The UN Secretary-General has stated that if global climate goals for 2050 are to remain within reach, investment in the energy transition must triple by 2030. This will require a breathtaking scope of infrastructure projects varying in size, financing needs, technical expertise and community impact. Projects could range from solar panels on single-family homes to utility-scale wind farms that require community buy-in – from one-off energy upgrades of public buildings to the replacement of a municipality’s truck fleet with electric vehicles.
Despite this urgent investment need, infrastructure projects are struggling to attract sufficient funding. At the same time, creative new investment and financing approaches are emerging to fill key funding gaps and nurture the growth of the green infrastructure sector.
The Challenges—and Benefits—of Distributed Power Systems
Legacy, fossil-fuel-powered systems are typically centralized—with power plants at the nucleus of complex networks of power lines and cables transmitting electricity. The future energy system will be more distributed, with new sources of power (like solar) closer to where energy is consumed such as homes, schools and community centers. While distributed energy systems boast benefits including the ability to integrate different renewables and provide energy resilience and backup power, projects are complex to finance and hard to operate at scale.
“People assume that because solar panels are less expensive than fossil-fuels, the energy transition will take care of itself,” says Jeff Sheridan, Executive Vice President and Head of Business Development at Greenbacker Capital, an investment manager that also acts as a long-term owner-operator of renewable energy projects like solar plants, wind farms and battery storage systems. “The truth is there’s a tremendous amount of work that really has to go into this.”

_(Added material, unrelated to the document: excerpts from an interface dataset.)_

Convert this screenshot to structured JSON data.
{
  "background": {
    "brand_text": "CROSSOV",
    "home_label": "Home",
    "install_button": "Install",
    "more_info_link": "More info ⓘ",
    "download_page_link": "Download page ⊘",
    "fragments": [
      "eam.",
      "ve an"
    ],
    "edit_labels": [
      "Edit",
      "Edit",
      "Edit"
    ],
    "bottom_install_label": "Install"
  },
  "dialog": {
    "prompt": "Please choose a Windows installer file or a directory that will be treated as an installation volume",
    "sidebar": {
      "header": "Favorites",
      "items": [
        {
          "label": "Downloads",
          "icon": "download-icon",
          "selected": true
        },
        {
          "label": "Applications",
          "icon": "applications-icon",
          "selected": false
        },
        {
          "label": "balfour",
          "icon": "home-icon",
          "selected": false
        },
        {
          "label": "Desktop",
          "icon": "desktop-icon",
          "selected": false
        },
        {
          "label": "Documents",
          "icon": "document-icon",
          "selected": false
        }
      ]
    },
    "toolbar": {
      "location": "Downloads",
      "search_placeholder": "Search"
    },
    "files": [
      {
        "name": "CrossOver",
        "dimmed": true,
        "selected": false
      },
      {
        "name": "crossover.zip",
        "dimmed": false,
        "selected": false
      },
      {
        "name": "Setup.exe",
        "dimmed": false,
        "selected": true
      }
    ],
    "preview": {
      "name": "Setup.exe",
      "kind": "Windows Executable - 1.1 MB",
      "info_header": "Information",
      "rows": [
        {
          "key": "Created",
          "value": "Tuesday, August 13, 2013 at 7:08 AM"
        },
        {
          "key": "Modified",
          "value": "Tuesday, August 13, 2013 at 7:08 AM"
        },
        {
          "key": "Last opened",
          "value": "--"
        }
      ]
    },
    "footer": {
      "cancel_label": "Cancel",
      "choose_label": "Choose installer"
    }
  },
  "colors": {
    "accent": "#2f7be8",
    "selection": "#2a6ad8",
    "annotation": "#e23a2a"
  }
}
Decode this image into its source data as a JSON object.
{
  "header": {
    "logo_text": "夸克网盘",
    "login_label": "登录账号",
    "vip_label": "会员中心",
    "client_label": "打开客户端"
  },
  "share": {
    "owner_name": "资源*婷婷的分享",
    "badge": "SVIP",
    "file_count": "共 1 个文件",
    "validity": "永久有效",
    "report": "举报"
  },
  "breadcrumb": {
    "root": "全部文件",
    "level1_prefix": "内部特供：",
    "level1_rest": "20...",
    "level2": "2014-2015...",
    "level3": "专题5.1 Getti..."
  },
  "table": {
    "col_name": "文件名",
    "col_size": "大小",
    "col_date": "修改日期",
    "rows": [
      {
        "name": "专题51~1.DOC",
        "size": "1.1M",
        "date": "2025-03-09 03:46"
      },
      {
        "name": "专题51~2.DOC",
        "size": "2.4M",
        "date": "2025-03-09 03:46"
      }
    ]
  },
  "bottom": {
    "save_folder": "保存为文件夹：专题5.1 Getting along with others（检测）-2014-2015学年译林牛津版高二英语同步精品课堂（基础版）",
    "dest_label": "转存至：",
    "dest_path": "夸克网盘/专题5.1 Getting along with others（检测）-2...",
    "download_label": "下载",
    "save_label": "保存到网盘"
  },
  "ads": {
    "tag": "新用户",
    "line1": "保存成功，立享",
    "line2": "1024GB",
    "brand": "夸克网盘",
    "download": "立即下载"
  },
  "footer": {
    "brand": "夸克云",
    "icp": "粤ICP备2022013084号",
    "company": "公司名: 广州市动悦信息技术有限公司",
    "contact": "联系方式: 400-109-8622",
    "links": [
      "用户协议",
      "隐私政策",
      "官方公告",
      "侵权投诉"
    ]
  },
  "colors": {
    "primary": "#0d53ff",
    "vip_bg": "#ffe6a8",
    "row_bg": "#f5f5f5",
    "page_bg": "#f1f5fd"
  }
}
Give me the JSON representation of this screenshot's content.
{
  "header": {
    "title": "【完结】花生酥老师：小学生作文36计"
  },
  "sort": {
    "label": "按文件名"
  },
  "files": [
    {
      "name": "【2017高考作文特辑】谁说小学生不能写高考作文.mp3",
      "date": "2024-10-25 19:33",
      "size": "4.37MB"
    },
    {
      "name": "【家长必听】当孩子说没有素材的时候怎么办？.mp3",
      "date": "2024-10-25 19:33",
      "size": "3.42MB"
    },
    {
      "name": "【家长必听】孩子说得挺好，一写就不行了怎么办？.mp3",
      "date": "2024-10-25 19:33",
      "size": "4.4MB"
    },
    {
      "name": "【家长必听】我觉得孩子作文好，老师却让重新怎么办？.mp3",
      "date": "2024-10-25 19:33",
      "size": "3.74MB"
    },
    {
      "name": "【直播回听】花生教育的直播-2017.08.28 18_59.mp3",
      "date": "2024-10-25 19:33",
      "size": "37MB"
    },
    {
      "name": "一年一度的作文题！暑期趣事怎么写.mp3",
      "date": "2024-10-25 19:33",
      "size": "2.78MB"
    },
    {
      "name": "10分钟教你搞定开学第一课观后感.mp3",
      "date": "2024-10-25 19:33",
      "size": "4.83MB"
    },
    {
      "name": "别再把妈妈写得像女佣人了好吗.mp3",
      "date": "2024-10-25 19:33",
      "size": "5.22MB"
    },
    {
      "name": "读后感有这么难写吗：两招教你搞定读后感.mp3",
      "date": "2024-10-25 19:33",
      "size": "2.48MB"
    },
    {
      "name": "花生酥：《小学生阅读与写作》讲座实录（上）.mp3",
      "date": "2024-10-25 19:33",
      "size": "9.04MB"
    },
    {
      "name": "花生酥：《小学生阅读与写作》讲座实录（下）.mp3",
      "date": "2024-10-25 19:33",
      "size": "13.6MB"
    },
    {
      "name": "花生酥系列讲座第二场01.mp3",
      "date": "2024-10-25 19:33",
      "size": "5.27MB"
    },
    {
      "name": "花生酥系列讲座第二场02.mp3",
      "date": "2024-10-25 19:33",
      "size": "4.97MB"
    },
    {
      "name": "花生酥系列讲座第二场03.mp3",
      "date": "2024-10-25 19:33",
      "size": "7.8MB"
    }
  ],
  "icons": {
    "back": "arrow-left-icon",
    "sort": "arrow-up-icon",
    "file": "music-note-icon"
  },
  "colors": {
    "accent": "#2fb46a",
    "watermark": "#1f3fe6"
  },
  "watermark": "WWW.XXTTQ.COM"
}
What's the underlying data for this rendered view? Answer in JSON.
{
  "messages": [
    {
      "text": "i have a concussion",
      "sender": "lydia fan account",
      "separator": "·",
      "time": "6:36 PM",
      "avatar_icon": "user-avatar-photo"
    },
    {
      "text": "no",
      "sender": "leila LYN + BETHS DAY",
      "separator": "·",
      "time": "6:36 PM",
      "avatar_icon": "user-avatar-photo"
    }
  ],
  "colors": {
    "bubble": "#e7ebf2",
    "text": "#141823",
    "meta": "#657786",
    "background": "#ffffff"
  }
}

The ecosystem of companies building green infrastructure—and installing it, maintaining it, upgrading it—is still nascent and comprised of players of various sizes and levels of expertise. Another hurdle is getting customers comfortable with different payment structures.
“If you go to a public company and you say, ‘Let’s put solar on your roof, it’ll save you X amount and cost Y up front,’ that company is likely to say, ‘What I care about is driving sales of my product, not operating a power plant and saving money that way,’” says Andrew Hughes, a Principal and head of investor relations at Generate Capital, a company that finances, builds, owns and operates sustainable infrastructure, making decarbonization solutions more accessible to companies, governments and communities. “They’re looking to pay for things the same way they always have—by making a monthly electricity payment, for example.”
Community-Level Infrastructure Projects Demand Flexible Financing
Generate’s approach offers an example of what it looks like to tailor individualized solutions to the bespoke customer needs presented by the transition to clean energy. The firm’s “infrastructure-as-a-service” approach focuses on projects that are too small or unique to qualify for conventional financing. Its customers—businesses, municipalities, and universities—are eager to transition to cleaner electricity but lack the upfront capital or technical expertise to make the switch.
“We’re focused on deploying technology solutions that underpin the energy transition today by allowing businesses and communities to meet their decarbonization goals without taking any operational or financial risks,” says Hughes. “We are serving customers directly and through our technology partners, offering them flexible solutions across energy, waste, water, food, transportation and smart city infrastructure.”
This model is making a big impact. In 2022 alone, Generate’s 2,000+ assets diverted 770,000 metric tons of waste to more productive uses and displaced roughly 725,000 metric tons of CO2—the equivalent of removing the emissions from 160,000 cars.
Investing in the Maturation of the Clean Energy Economy
Greenbacker has a different approach to scaling infrastructure. Focused on large projects, the company is a major owner and operator of commercial and utility-scale renewable energy power facilities in the U.S.
The firm is also focused on closing skill gaps in the job market and creating pathways for people seeking careers in the clean energy economy. Due to the U.S. passing historic legislation, the Inflation Reduction Act is likely to drive the creation of nine million new jobs in the U.S. alone —many of which will require new skills. Greenbacker co-developed middle and high school curriculum introducing clean energy concepts, works with universities to hire interns, and co-runs job training programs in Colorado for future installers of renewable energy projects. By building the pipeline of talent, and providing training for future workers, Greenbacker is investing in the people that will be vital to powering the energy systems of the future.
As investors, we share a responsibility to invest in the full spectrum of project sizes and scopes if the world is to achieve net zero. Building and scaling solutions will require a range of investment — from private equity and growth capital (to support early-stage innovation and bridge to commercialization), to private debt for more established technologies. There has never been greater need, nor greater opportunity, to put investment dollars to work serving the full spectrum of need.
Disclaimer: ImpactAssets is an investor in Greenbacker Capital and Generate Capital through the ImpactAssets Donor Advised Fund Investment Platform.
Original article published in MCJ Collective's newsletter.